- **Supplied data**:
= Beginning of Section =
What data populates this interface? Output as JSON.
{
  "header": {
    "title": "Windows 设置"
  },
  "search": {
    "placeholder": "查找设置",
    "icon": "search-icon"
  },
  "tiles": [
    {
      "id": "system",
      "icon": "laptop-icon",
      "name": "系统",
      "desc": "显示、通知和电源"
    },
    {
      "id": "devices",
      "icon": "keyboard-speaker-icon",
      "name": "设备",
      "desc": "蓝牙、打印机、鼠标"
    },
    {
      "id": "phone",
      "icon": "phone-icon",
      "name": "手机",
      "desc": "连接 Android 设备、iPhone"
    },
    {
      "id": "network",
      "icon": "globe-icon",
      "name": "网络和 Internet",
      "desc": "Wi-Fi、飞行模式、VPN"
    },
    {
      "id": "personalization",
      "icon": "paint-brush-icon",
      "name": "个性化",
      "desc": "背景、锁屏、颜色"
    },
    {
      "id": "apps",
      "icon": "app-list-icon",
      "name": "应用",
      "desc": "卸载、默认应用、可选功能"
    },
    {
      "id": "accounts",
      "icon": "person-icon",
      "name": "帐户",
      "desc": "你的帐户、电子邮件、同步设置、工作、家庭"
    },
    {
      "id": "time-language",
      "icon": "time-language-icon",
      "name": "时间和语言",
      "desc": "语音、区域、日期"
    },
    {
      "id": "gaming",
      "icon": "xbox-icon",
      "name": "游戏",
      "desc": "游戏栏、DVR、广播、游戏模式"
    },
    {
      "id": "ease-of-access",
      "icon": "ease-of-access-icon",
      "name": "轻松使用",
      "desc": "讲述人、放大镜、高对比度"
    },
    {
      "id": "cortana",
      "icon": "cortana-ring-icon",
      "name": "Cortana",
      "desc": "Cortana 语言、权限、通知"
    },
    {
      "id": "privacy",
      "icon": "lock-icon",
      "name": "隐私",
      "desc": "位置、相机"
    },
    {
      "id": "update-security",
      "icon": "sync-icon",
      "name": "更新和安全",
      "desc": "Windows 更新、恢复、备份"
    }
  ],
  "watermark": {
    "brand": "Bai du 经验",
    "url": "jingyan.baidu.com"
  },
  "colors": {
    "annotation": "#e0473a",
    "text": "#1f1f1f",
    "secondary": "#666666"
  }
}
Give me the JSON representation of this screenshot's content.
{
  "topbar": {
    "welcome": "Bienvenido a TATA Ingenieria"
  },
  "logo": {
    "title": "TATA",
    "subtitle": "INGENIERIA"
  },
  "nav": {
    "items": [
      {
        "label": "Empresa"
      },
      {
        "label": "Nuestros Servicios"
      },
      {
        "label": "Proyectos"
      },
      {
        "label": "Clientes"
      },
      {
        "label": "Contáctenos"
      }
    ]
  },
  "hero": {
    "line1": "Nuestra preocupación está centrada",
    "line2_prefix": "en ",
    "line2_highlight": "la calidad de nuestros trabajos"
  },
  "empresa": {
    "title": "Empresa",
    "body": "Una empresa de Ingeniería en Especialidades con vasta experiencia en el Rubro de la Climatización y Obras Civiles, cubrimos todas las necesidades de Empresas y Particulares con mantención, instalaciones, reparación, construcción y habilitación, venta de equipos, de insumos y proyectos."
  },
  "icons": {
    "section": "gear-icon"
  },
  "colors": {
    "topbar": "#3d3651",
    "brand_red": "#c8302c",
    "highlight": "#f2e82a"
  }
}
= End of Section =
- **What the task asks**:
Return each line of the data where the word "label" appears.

- **Solution to the exercise**:
        "label": "Empresa"
        "label": "Nuestros Servicios"
        "label": "Proyectos"
        "label": "Clientes"
        "label": "Contáctenos"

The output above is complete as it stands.